[Dataset rows for apps and sites]
• • • •
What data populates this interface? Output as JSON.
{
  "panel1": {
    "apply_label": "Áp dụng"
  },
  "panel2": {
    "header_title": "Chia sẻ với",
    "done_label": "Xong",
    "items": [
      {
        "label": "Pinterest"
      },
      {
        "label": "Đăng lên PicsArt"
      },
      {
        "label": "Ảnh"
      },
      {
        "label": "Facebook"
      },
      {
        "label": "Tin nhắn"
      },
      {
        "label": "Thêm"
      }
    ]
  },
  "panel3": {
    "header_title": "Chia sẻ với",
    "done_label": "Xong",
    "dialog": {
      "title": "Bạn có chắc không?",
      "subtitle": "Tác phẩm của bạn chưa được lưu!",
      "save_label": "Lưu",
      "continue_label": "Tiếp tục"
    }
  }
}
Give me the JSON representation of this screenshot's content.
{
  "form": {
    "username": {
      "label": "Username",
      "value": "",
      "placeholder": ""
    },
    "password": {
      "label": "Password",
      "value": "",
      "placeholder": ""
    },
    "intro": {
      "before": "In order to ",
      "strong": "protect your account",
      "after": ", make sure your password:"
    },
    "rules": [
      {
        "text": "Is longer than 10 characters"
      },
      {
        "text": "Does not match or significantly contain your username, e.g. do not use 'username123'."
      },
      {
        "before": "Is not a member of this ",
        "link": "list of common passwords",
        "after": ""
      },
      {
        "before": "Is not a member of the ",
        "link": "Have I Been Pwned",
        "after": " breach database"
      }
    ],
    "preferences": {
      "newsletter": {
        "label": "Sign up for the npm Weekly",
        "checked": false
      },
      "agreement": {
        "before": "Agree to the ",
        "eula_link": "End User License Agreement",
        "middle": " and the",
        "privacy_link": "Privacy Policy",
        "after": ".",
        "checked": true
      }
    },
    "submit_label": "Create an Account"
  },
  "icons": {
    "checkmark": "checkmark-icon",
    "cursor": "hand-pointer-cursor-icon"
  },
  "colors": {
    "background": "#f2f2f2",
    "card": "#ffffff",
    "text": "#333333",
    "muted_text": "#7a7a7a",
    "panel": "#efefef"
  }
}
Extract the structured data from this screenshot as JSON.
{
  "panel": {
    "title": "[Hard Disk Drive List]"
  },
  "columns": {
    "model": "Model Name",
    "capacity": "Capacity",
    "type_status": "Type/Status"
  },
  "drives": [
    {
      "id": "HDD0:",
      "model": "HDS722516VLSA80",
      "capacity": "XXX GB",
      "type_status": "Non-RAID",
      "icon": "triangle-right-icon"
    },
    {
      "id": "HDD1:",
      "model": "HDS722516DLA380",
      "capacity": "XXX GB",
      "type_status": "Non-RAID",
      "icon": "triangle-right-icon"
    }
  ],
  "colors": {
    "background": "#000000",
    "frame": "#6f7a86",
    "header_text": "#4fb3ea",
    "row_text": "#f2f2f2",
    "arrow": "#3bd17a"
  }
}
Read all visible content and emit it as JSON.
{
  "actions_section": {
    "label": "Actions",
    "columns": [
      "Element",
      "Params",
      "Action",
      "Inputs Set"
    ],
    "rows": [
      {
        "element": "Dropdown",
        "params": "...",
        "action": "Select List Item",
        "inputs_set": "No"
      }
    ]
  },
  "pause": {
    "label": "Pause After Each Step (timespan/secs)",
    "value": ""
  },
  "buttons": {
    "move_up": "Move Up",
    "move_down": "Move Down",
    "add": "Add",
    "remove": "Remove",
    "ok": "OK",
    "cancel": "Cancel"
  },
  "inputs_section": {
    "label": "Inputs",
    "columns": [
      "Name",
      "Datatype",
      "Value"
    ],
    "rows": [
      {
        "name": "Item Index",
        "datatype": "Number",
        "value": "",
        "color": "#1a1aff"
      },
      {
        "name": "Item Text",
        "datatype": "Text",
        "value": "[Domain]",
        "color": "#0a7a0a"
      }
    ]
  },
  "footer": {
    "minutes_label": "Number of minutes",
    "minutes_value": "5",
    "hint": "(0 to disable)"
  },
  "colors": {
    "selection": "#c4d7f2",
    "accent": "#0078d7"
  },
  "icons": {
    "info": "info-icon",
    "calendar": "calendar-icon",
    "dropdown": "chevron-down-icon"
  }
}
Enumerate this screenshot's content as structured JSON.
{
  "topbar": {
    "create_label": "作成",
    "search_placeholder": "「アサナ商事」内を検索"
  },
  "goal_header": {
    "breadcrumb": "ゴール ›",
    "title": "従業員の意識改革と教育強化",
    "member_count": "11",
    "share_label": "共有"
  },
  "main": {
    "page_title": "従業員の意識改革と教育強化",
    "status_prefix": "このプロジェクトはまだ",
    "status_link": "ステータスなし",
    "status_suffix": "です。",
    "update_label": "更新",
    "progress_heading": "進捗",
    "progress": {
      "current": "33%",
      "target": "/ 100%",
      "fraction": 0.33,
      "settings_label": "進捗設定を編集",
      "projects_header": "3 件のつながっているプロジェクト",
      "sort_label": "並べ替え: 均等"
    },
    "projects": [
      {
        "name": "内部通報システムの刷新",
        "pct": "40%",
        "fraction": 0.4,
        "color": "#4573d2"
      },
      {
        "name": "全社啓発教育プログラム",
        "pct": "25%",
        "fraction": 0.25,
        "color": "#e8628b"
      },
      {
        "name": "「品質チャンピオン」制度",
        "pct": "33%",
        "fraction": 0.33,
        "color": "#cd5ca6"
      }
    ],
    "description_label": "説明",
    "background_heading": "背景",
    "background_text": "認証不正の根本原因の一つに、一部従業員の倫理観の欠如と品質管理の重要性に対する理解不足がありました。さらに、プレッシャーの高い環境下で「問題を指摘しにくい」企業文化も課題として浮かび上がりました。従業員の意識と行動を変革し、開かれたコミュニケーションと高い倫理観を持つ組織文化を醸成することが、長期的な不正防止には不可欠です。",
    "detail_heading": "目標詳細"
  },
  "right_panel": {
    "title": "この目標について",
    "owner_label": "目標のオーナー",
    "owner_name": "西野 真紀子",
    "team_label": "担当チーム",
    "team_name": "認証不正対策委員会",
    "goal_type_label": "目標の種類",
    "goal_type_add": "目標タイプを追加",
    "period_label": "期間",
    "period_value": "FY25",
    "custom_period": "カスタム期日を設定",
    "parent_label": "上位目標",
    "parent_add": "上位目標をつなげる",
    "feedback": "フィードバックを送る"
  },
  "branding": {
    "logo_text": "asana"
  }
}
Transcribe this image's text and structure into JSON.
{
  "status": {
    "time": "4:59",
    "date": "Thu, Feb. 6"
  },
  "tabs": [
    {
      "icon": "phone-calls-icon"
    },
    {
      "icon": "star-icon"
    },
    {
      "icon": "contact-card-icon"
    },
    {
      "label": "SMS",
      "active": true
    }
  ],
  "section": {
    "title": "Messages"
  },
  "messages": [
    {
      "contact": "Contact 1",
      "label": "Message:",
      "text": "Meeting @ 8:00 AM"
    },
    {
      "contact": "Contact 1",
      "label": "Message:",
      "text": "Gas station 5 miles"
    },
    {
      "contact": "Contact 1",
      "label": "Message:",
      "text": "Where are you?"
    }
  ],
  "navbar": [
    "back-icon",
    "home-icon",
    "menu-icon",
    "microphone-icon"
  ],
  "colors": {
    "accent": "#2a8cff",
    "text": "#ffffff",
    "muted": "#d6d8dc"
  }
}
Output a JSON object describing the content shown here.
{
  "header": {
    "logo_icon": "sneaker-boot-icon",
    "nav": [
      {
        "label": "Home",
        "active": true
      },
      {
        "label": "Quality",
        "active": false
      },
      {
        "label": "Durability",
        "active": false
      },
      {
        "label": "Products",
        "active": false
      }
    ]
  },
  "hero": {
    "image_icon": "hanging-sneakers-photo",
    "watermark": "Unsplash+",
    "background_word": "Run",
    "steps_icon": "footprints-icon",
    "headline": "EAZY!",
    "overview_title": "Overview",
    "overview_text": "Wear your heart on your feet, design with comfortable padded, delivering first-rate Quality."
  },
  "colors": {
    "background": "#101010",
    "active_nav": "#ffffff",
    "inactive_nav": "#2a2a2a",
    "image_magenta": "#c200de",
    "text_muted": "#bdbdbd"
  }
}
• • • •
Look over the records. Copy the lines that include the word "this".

What data populates this interface? Output as JSON.
Give me the JSON representation of this screenshot's content.
        "before": "Is not a member of this ",
Extract the structured data from this screenshot as JSON.
Enumerate this screenshot's content as structured JSON.
Transcribe this image's text and structure into JSON.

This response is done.